The discovery opens significant opportunities for scientists and breeders to introduce versions of this defence mechanism into other crops.
It is an important milestone in research into avenacins, defensive antimicrobial compounds produced in the roots of oats. These were first identified more than 70 years ago and belong to the triterpene glycoside family of natural products which have diverse industrial and agricultural applications.
Avenacins give oats resistance against soil pathogens including Take-all, a notorious disease that causes major losses in wheat and barley.
Professor Anne Osbourn of the John Innes Centre and an author of the study said: "When we started 20 years ago we didn't have any of the genetic pieces in this avenacin defence pathway. Now we have found the last critical steps we have the potential to engineer it into other crops.
"Wheat, other cereals and grasses are not good at making antimicrobial compounds.
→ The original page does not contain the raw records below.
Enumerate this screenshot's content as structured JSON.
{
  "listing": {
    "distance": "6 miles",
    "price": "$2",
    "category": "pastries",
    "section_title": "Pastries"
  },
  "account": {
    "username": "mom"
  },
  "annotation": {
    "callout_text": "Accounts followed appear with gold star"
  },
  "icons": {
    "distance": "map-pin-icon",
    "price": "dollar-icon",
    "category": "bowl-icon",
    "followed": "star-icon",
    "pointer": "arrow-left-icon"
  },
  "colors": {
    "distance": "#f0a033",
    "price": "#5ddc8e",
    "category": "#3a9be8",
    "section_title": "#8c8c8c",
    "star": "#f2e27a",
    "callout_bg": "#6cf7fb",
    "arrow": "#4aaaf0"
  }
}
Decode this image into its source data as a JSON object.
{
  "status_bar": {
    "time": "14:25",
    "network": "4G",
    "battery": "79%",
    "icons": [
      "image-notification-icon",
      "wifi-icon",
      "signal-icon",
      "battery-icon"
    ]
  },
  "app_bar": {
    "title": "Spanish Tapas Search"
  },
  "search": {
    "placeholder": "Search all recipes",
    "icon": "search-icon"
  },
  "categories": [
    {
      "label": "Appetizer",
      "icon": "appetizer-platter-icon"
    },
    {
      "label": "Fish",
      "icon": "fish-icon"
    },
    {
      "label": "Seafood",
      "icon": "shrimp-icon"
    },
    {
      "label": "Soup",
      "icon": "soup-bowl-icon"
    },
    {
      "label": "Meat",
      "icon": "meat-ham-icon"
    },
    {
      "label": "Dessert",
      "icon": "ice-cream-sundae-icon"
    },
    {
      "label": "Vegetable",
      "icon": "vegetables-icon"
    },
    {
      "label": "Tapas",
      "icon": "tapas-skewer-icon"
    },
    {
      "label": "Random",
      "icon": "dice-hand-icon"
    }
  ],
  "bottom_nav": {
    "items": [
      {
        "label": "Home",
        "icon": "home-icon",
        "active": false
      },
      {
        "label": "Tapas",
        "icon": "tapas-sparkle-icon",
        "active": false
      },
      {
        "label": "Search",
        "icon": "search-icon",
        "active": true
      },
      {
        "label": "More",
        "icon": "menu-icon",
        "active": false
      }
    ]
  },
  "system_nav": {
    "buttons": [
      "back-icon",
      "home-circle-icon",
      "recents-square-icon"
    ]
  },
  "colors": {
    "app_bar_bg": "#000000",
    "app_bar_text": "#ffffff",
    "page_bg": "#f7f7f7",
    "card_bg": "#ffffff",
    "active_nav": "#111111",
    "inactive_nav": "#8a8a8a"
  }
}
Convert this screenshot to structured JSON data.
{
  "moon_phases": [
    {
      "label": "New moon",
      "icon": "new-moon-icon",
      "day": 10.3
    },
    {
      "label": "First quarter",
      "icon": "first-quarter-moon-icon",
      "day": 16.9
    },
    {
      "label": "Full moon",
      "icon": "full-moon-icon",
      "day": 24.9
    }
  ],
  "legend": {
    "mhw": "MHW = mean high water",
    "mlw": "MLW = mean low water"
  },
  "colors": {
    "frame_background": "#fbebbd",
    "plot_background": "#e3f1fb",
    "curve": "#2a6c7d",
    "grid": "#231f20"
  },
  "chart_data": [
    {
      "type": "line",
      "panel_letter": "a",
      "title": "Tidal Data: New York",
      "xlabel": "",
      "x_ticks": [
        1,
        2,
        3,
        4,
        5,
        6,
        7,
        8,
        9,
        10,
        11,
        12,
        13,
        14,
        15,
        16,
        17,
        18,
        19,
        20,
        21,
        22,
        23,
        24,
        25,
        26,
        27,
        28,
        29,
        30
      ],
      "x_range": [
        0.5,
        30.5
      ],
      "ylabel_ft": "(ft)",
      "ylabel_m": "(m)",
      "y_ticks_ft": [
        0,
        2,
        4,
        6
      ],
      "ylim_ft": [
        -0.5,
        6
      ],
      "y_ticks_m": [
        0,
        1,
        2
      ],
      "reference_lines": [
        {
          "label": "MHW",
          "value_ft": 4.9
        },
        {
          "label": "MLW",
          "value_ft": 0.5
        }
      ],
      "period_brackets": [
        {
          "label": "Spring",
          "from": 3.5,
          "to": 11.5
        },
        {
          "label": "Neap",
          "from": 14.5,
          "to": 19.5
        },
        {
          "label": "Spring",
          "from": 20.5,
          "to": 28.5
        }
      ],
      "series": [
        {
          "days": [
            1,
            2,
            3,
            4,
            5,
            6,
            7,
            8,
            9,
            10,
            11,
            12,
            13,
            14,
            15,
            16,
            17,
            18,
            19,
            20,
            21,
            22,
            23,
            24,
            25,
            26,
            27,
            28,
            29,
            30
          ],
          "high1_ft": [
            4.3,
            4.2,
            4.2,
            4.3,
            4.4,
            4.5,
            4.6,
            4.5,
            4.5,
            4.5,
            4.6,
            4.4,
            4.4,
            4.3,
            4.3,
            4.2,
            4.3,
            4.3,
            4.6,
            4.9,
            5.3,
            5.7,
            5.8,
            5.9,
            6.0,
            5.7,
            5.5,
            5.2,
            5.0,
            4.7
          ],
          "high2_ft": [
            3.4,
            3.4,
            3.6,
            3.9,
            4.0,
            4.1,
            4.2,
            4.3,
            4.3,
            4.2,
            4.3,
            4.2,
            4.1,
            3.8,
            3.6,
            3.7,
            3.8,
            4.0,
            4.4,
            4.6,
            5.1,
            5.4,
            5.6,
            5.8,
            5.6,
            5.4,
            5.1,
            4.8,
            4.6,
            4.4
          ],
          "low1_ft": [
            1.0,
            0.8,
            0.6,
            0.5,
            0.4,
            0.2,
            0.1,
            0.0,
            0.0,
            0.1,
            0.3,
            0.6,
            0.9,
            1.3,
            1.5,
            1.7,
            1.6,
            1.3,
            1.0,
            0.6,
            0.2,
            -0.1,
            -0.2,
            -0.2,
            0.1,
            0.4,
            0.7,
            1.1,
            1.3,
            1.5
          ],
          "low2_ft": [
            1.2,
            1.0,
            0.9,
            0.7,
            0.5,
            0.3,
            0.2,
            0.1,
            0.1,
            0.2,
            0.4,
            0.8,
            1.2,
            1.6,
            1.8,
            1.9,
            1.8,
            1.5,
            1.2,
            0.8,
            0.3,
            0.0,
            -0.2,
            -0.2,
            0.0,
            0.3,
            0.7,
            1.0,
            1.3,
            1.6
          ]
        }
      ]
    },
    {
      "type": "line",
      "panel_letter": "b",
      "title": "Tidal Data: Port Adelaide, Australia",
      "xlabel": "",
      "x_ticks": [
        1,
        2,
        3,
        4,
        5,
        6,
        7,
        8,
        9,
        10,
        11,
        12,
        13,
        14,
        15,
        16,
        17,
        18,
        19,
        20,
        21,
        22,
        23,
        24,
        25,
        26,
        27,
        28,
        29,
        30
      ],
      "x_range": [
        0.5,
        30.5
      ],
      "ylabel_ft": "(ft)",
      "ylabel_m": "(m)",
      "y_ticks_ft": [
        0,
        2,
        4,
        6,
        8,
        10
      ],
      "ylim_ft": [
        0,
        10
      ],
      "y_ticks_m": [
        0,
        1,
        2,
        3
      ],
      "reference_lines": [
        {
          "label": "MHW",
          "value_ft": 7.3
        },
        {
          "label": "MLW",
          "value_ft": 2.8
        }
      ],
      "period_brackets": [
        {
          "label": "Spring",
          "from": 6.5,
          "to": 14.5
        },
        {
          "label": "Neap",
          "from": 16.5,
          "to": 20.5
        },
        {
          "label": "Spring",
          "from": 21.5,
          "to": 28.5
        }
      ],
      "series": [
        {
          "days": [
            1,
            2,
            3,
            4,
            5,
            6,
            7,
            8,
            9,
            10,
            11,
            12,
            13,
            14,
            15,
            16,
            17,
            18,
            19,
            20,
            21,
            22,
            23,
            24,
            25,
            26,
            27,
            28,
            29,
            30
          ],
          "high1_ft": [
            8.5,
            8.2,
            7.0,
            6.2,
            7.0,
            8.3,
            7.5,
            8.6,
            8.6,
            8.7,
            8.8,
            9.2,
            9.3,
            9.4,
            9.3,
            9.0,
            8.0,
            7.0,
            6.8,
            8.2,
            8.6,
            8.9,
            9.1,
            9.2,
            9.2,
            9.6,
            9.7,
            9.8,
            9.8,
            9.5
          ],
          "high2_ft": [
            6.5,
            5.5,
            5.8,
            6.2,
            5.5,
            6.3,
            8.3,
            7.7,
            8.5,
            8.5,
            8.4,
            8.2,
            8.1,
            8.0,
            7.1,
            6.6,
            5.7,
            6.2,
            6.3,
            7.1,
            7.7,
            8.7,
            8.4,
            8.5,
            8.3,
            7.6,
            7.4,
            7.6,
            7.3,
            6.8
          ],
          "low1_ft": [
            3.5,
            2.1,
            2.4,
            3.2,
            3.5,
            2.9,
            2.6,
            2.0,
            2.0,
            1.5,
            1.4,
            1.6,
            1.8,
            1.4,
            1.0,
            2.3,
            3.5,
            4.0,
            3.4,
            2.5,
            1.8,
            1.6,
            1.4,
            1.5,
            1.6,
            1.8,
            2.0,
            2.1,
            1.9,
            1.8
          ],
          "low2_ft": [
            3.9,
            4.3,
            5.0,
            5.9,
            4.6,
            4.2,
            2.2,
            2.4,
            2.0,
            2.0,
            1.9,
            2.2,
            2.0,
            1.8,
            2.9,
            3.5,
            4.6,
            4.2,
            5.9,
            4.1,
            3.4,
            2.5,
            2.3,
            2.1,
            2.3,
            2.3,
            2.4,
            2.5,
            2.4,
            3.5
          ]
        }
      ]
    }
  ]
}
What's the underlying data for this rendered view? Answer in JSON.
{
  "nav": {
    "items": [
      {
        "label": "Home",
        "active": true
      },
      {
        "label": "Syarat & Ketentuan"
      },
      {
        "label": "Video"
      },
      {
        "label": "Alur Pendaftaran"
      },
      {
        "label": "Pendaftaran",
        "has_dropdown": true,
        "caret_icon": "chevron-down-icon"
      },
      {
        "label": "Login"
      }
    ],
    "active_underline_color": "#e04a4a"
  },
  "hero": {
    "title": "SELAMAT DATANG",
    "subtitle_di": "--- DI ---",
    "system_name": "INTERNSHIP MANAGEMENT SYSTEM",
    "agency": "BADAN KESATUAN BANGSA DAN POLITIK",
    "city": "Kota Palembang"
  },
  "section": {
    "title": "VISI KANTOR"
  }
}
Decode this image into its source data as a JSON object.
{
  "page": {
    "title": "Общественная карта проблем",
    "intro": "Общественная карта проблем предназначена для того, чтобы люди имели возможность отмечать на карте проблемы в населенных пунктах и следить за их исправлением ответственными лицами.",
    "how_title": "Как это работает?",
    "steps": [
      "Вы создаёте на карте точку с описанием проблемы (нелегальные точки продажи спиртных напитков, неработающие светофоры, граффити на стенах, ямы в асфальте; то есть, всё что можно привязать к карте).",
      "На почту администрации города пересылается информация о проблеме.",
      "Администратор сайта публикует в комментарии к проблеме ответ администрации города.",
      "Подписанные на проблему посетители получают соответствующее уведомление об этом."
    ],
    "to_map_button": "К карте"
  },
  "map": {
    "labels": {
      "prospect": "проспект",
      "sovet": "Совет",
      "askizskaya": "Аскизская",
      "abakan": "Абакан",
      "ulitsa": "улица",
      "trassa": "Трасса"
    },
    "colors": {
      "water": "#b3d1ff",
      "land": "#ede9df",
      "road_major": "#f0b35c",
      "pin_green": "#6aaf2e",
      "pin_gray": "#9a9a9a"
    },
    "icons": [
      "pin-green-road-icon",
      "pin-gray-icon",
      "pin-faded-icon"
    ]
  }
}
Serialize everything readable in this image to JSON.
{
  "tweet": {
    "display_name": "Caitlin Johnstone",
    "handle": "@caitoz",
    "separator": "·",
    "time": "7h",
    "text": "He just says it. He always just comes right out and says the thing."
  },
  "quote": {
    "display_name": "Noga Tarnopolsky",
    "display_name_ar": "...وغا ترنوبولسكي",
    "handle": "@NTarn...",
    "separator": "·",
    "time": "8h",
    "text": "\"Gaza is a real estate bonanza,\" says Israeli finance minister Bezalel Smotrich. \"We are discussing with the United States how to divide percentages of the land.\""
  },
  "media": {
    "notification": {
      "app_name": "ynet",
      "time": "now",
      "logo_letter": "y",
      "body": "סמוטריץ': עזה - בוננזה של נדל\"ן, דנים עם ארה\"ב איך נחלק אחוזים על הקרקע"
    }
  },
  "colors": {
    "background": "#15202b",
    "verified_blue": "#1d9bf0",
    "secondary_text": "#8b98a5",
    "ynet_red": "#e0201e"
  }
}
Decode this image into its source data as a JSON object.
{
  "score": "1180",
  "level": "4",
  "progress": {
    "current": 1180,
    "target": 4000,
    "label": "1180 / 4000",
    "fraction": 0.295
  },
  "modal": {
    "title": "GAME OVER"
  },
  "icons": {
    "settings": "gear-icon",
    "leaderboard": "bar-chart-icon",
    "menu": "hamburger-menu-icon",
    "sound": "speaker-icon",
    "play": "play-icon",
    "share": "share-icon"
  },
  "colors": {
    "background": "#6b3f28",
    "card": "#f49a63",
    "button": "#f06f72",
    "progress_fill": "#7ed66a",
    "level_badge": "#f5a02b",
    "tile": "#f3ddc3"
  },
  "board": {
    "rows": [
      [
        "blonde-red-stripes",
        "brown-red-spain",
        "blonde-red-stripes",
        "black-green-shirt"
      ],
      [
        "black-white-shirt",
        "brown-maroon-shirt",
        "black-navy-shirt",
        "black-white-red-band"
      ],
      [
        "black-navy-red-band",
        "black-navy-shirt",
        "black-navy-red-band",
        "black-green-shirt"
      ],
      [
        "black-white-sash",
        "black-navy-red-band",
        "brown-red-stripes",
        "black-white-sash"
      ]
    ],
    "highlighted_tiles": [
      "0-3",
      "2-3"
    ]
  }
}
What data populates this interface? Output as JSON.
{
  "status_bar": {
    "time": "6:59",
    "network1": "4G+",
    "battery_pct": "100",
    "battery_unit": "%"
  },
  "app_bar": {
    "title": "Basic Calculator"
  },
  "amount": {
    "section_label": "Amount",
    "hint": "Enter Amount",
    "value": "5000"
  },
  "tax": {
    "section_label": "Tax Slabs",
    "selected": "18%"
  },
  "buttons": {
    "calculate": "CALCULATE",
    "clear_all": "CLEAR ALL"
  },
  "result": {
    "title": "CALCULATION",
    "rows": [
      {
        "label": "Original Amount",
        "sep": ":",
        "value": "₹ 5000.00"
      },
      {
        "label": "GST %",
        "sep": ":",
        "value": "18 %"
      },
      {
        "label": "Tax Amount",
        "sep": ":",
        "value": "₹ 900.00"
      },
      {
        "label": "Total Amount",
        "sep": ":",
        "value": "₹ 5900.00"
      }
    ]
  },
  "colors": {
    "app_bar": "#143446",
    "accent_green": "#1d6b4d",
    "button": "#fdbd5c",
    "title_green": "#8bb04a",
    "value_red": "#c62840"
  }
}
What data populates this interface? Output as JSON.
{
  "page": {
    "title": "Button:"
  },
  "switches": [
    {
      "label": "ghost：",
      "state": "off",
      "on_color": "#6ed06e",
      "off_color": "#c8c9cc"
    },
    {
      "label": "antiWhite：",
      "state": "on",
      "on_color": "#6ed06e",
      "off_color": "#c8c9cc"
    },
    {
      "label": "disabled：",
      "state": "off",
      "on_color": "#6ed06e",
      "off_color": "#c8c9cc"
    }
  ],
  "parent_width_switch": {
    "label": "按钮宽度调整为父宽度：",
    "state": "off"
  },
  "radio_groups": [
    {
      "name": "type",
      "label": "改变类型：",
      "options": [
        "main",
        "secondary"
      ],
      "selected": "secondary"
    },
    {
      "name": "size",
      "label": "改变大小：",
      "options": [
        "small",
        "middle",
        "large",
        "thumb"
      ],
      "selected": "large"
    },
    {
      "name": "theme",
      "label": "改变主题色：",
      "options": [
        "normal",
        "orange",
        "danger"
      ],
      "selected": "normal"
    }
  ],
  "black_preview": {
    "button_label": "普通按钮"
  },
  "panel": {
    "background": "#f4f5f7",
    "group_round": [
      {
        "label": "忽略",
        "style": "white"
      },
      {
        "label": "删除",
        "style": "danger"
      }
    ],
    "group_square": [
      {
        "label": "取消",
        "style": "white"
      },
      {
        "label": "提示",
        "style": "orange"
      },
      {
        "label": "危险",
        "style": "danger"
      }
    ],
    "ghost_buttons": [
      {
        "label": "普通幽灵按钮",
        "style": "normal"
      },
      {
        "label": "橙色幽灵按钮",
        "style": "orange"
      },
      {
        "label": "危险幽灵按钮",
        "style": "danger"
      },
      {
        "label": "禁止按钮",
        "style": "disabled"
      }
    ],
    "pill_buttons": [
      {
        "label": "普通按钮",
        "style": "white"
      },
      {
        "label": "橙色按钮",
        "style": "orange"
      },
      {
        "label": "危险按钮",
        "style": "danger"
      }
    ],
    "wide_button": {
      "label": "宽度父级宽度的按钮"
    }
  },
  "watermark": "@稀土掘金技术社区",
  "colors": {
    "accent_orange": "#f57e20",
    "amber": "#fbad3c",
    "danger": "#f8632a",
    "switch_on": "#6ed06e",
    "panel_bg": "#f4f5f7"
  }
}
Oat, on the other hand, is a prime example of a super-fit plant that has not been extensively bred and has disease resistance which could benefit more cultivated crops."
Many plant natural products such as avenacin have sugars attached to them, a process called glycosylation. This is important for the biological activity of natural products, in this case the antifungal activity of avenacin.
In this study, which appears in the journal PNAS, researchers used a range of genomic analysis techniques to identify the enzymes that catalyse this process.
They discovered the final component in this sugar chain was added by an unexpected class of enzyme. Furthermore, the sugar was added in the cell vacuole not the cytosol where most glycosylation steps occur in the avenacin pathway.
"This transglucosidase enzyme elucidated in this study belongs to a large family of enzymes not generally thought of as providing this function," explains first author Dr Anastasia Orme.
"Understanding the contribution of this family opens up a whole new sphere of carbohydrate biology that is relevant to natural products and hence to drugs and other valuable compounds."
The study was carried out in collaboration with Professor Bin Han as part of the Centre of Excellence for Plant and Microbial Science (CEPAMS) a partnership between the Chinese Academy of Sciences and the John Innes Centre.
One of the potential benefits of greater understanding this large family may be in biosynthesis of traditional Chinese medicine using resources such as the plant transient expression system technology developed by the John Innes Centre.